On 5 July between 1430 and 1600, activity was much less frequent than the previous days, with explosions followed by long minutes of silence. The lava lake was quite visible in Crater C. During this period craters A and C were more active than B. At 1545 a larger explosion from Crater B generated some bomb falls at the extreme edge of the crater.

Geologic Background. Yasur, the best-known and most frequently visited of the Vanuatu volcanoes, has been in more-or-less continuous Strombolian and Vulcanian activity since Captain Cook observed ash eruptions in 1774. This style of activity may have continued for the past 800 years. Located at the SE tip of Tanna Island, this mostly unvegetated pyroclastic cone has a nearly circular, 400-m-wide summit crater.
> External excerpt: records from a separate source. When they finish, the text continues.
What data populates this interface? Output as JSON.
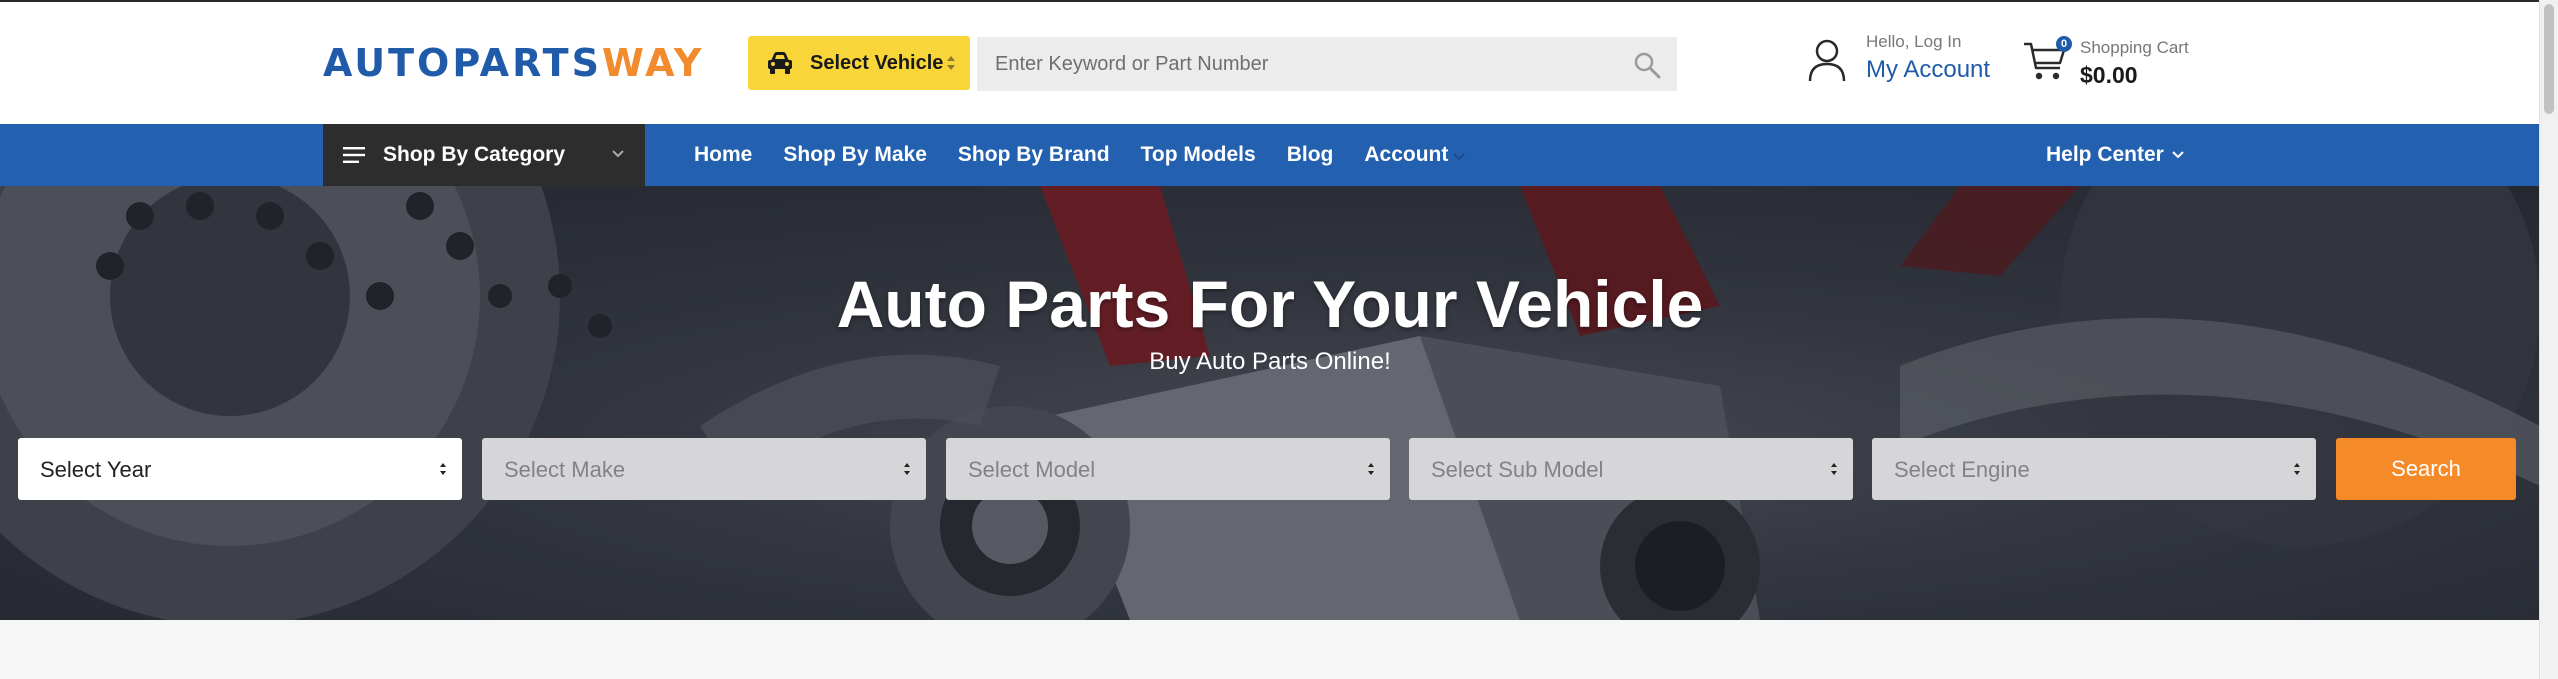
{
  "header": {
    "logo": {
      "part1": "AUTOPARTS",
      "part2": "WAY"
    },
    "select_vehicle": {
      "label": "Select Vehicle"
    },
    "search": {
      "placeholder": "Enter Keyword or Part Number"
    },
    "account": {
      "greeting": "Hello, Log In",
      "label": "My Account"
    },
    "cart": {
      "title": "Shopping Cart",
      "total": "$0.00",
      "count": "0"
    }
  },
  "nav": {
    "category_button": "Shop By Category",
    "links": [
      "Home",
      "Shop By Make",
      "Shop By Brand",
      "Top Models",
      "Blog",
      "Account"
    ],
    "help": "Help Center"
  },
  "hero": {
    "title": "Auto Parts For Your Vehicle",
    "subtitle": "Buy Auto Parts Online!",
    "selects": {
      "year": "Select Year",
      "make": "Select Make",
      "model": "Select Model",
      "sub_model": "Select Sub Model",
      "engine": "Select Engine"
    },
    "search_button": "Search"
  },
  "colors": {
    "brand_blue": "#2360b0",
    "brand_orange": "#f58a28",
    "vehicle_yellow": "#f8d63a",
    "category_dark": "#2d2d2d"
  }
}
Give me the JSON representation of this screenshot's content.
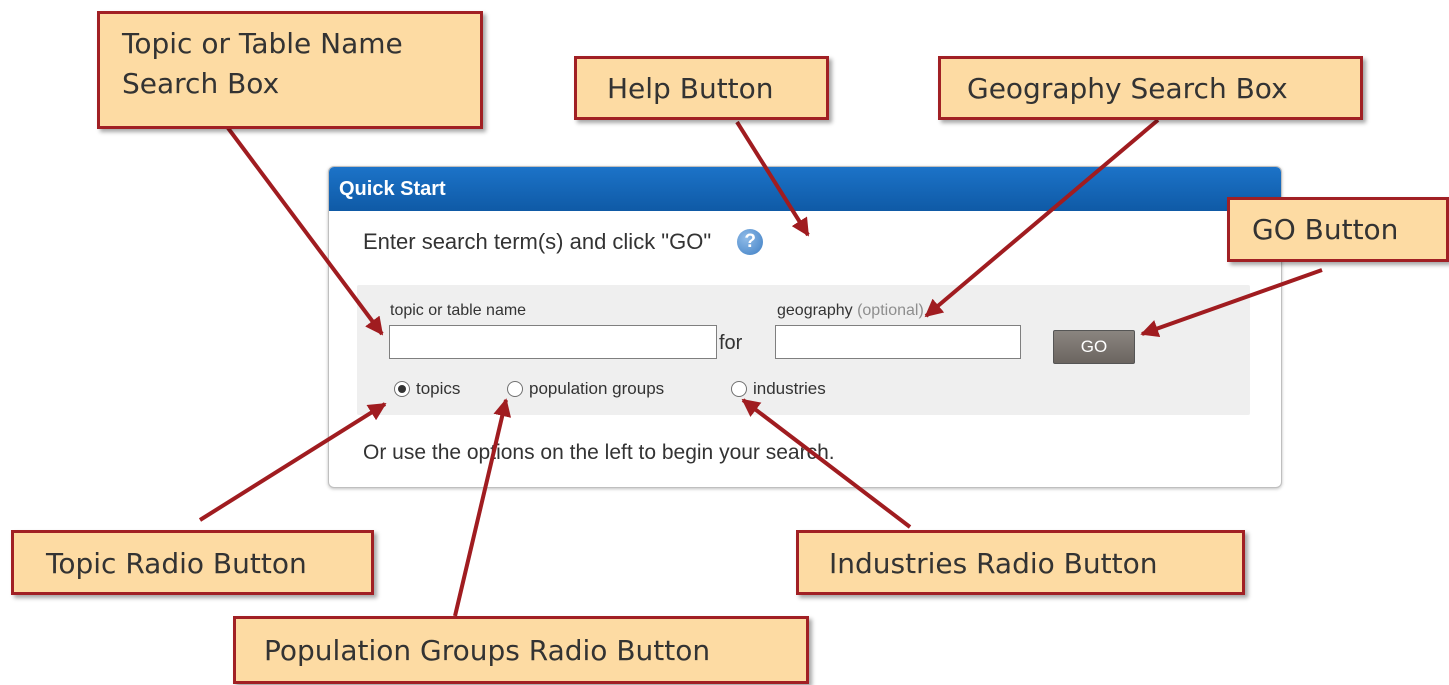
{
  "panel": {
    "title": "Quick Start",
    "instructions": "Enter search term(s) and click \"GO\"",
    "help_icon": "?",
    "topic_label": "topic or table name",
    "topic_value": "",
    "for_label": "for",
    "geography_label": "geography",
    "geography_optional": "(optional)",
    "geography_value": "",
    "go_label": "GO",
    "radio_options": [
      {
        "label": "topics",
        "checked": true
      },
      {
        "label": "population groups",
        "checked": false
      },
      {
        "label": "industries",
        "checked": false
      }
    ],
    "footer": "Or use the options on the left to begin your search."
  },
  "callouts": {
    "topic_search": "Topic or Table Name\nSearch Box",
    "help_button": "Help Button",
    "geography_search": "Geography Search Box",
    "go_button": "GO Button",
    "topic_radio": "Topic Radio Button",
    "industries_radio": "Industries Radio Button",
    "population_radio": "Population Groups Radio Button"
  },
  "colors": {
    "header_blue": "#1565b8",
    "callout_fill": "#fddba3",
    "callout_border": "#a12024",
    "arrow": "#a01c20",
    "go_button": "#736d68"
  }
}
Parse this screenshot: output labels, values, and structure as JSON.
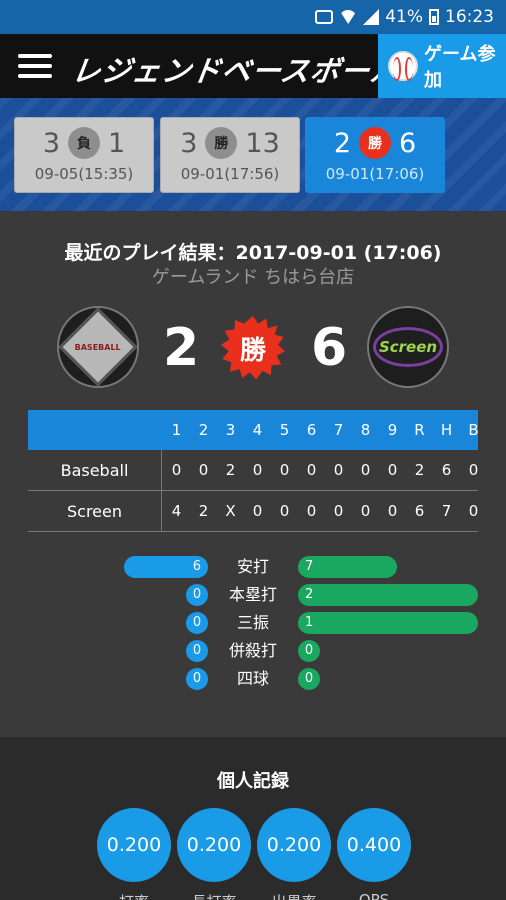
{
  "status": {
    "battery": "41%",
    "time": "16:23"
  },
  "header": {
    "logo": "レジェンドベースボール",
    "join_label": "ゲーム参加"
  },
  "games": [
    {
      "left": "3",
      "badge": "負",
      "right": "1",
      "date": "09-05(15:35)",
      "active": false
    },
    {
      "left": "3",
      "badge": "勝",
      "right": "13",
      "date": "09-01(17:56)",
      "active": false
    },
    {
      "left": "2",
      "badge": "勝",
      "right": "6",
      "date": "09-01(17:06)",
      "active": true
    }
  ],
  "result": {
    "title": "最近のプレイ結果：2017-09-01 (17:06)",
    "venue": "ゲームランド ちはら台店",
    "home_score": "2",
    "away_score": "6",
    "badge": "勝",
    "home_logo_text": "BASEBALL",
    "away_logo_text": "Screen"
  },
  "scoreboard": {
    "headers": [
      "1",
      "2",
      "3",
      "4",
      "5",
      "6",
      "7",
      "8",
      "9",
      "R",
      "H",
      "B"
    ],
    "rows": [
      {
        "team": "Baseball",
        "cells": [
          "0",
          "0",
          "2",
          "0",
          "0",
          "0",
          "0",
          "0",
          "0",
          "2",
          "6",
          "0"
        ]
      },
      {
        "team": "Screen",
        "cells": [
          "4",
          "2",
          "X",
          "0",
          "0",
          "0",
          "0",
          "0",
          "0",
          "6",
          "7",
          "0"
        ]
      }
    ]
  },
  "stats": [
    {
      "label": "安打",
      "left": "6",
      "right": "7",
      "left_frac": 0.81,
      "right_frac": 0.55
    },
    {
      "label": "本塁打",
      "left": "0",
      "right": "2",
      "left_frac": 0,
      "right_frac": 1.0
    },
    {
      "label": "三振",
      "left": "0",
      "right": "1",
      "left_frac": 0,
      "right_frac": 1.0
    },
    {
      "label": "併殺打",
      "left": "0",
      "right": "0",
      "left_frac": 0,
      "right_frac": 0
    },
    {
      "label": "四球",
      "left": "0",
      "right": "0",
      "left_frac": 0,
      "right_frac": 0
    }
  ],
  "records": {
    "title": "個人記録",
    "items": [
      {
        "value": "0.200",
        "label": "打率"
      },
      {
        "value": "0.200",
        "label": "長打率"
      },
      {
        "value": "0.200",
        "label": "出塁率"
      },
      {
        "value": "0.400",
        "label": "OPS"
      }
    ]
  },
  "colors": {
    "header_blue": "#1565a8",
    "accent_blue": "#1a9be8",
    "win_red": "#e8301c",
    "green": "#1aa860"
  }
}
The active cone is largely contained within the small Yenkahe caldera, and is the youngest of a group of Holocene volcanic centers constructed over the down-dropped NE flank of the Pleistocene Tukosmeru volcano. The Yenkahe horst is located within the Siwi ring fracture, a 4-km-wide, horseshoe-shaped caldera associated with eruption of the andesitic Siwi pyroclastic sequence. Active tectonism along the Yenkahe horst accompanying eruptions has raised Port Resolution harbor more than 20 m during the past century.

Information Contacts: Henry Gaudru, C. Pittet, C. Bopp, and G. Borel, Société Volcanologique Européenne, C.P. 1, 1211 Genève 17, Switzerland (URL: http://www.sveurop.org/); Michel Lardy, Centre ORSTOM, B.P. 76, Port Vila, Vanuatu.

Atmospheric Effects

The enormous aerosol cloud from the March-April 1982 eruption of Mexico's El Chichón persisted for years in the stratosphere, and led to the Atmospheric Effects section becoming a regular feature of the Bulletin. Descriptions of the initial dispersal of major eruption clouds remain with the individual eruption reports, but observations of long-term stratospheric aerosol loading will be found in this section.

Atmospheric Effects (1980-1989)  Atmospheric Effects (1995-2001)

Special Announcements

Special announcements of various kinds and obituaries.

Special Announcements  Obituaries

Misc Reports

Reports are sometimes published that are not related to a Holocene volcano. These might include observations of a Pleistocene volcano, earthquake swarms, or floating pumice. Reports are also sometimes published in which the source of the activity is unknown or the report is determined to be false. All of these types of additional reports are listed below by subject.

Additional Reports  False Reports